Directions:
Return all of the data exactly as given.

Dataset entries
------------------------------

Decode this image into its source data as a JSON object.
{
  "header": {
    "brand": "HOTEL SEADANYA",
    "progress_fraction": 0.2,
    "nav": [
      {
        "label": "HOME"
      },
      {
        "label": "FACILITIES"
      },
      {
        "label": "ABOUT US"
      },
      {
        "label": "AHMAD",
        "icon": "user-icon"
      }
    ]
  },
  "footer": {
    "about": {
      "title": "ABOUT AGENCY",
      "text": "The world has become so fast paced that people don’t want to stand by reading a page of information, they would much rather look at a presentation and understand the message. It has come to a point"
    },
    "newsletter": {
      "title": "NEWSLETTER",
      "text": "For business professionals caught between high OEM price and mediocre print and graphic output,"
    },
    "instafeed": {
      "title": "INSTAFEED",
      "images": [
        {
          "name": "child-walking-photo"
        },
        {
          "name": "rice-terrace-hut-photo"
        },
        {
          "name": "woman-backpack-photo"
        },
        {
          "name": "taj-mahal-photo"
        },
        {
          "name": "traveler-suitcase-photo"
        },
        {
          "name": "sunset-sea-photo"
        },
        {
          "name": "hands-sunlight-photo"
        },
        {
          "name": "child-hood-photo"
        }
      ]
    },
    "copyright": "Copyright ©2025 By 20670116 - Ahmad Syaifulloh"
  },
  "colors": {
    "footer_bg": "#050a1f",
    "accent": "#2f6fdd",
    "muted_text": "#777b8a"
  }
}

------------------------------

The answer:
Decode this image into its source data as a JSON object.
{
  "header": {
    "brand": "HOTEL SEADANYA",
    "progress_fraction": 0.2,
    "nav": [
      {
        "label": "HOME"
      },
      {
        "label": "FACILITIES"
      },
      {
        "label": "ABOUT US"
      },
      {
        "label": "AHMAD",
        "icon": "user-icon"
      }
    ]
  },
  "footer": {
    "about": {
      "title": "ABOUT AGENCY",
      "text": "The world has become so fast paced that people don’t want to stand by reading a page of information, they would much rather look at a presentation and understand the message. It has come to a point"
    },
    "newsletter": {
      "title": "NEWSLETTER",
      "text": "For business professionals caught between high OEM price and mediocre print and graphic output,"
    },
    "instafeed": {
      "title": "INSTAFEED",
      "images": [
        {
          "name": "child-walking-photo"
        },
        {
          "name": "rice-terrace-hut-photo"
        },
        {
          "name": "woman-backpack-photo"
        },
        {
          "name": "taj-mahal-photo"
        },
        {
          "name": "traveler-suitcase-photo"
        },
        {
          "name": "sunset-sea-photo"
        },
        {
          "name": "hands-sunlight-photo"
        },
        {
          "name": "child-hood-photo"
        }
      ]
    },
    "copyright": "Copyright ©2025 By 20670116 - Ahmad Syaifulloh"
  },
  "colors": {
    "footer_bg": "#050a1f",
    "accent": "#2f6fdd",
    "muted_text": "#777b8a"
  }
}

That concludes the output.